# Work instruction
A single number is the answer here: how many lines below include "title"?

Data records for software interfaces
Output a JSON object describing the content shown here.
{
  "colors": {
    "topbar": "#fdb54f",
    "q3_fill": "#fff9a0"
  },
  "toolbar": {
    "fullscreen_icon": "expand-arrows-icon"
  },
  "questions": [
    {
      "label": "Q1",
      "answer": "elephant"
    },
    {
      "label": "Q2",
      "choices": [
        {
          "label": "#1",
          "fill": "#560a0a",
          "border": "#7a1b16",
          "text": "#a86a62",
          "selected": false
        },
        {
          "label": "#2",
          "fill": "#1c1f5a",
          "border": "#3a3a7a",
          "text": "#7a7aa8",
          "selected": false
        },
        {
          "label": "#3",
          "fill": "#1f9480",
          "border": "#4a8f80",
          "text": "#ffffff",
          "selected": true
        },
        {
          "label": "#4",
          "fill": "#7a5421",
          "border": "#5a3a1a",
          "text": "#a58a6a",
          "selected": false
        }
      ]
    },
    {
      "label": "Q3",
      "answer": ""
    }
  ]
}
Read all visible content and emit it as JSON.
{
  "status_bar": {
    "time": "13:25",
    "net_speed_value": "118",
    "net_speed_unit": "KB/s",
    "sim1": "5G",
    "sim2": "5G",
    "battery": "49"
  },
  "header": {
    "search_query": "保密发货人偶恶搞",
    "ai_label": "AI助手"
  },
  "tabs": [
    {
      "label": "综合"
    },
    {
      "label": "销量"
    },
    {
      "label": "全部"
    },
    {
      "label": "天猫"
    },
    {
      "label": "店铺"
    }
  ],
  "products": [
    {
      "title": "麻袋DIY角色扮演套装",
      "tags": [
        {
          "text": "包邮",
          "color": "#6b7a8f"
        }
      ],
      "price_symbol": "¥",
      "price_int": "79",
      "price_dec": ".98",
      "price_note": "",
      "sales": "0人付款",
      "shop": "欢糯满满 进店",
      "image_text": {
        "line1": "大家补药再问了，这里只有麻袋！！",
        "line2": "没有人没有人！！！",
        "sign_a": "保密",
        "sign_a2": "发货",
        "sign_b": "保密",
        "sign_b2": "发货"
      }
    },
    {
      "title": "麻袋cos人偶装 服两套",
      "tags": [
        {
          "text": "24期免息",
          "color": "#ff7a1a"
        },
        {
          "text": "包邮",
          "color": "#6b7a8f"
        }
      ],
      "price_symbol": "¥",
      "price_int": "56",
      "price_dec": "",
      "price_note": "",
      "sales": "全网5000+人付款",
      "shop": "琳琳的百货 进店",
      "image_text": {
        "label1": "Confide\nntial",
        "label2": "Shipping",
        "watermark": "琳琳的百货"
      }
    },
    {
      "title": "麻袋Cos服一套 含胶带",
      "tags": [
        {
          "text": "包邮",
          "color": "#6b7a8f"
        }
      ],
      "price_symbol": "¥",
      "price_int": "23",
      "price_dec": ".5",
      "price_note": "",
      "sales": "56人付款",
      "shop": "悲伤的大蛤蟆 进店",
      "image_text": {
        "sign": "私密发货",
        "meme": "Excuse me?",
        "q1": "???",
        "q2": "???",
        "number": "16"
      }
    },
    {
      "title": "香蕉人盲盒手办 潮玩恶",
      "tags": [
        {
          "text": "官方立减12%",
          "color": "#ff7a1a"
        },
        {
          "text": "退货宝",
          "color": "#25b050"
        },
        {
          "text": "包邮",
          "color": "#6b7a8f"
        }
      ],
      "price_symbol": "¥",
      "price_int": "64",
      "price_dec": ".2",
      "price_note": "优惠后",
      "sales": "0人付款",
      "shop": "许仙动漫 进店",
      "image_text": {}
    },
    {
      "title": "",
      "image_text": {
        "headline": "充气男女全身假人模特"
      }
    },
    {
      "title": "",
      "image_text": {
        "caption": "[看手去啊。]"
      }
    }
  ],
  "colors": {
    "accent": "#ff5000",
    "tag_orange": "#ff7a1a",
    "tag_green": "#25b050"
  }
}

# Solution
6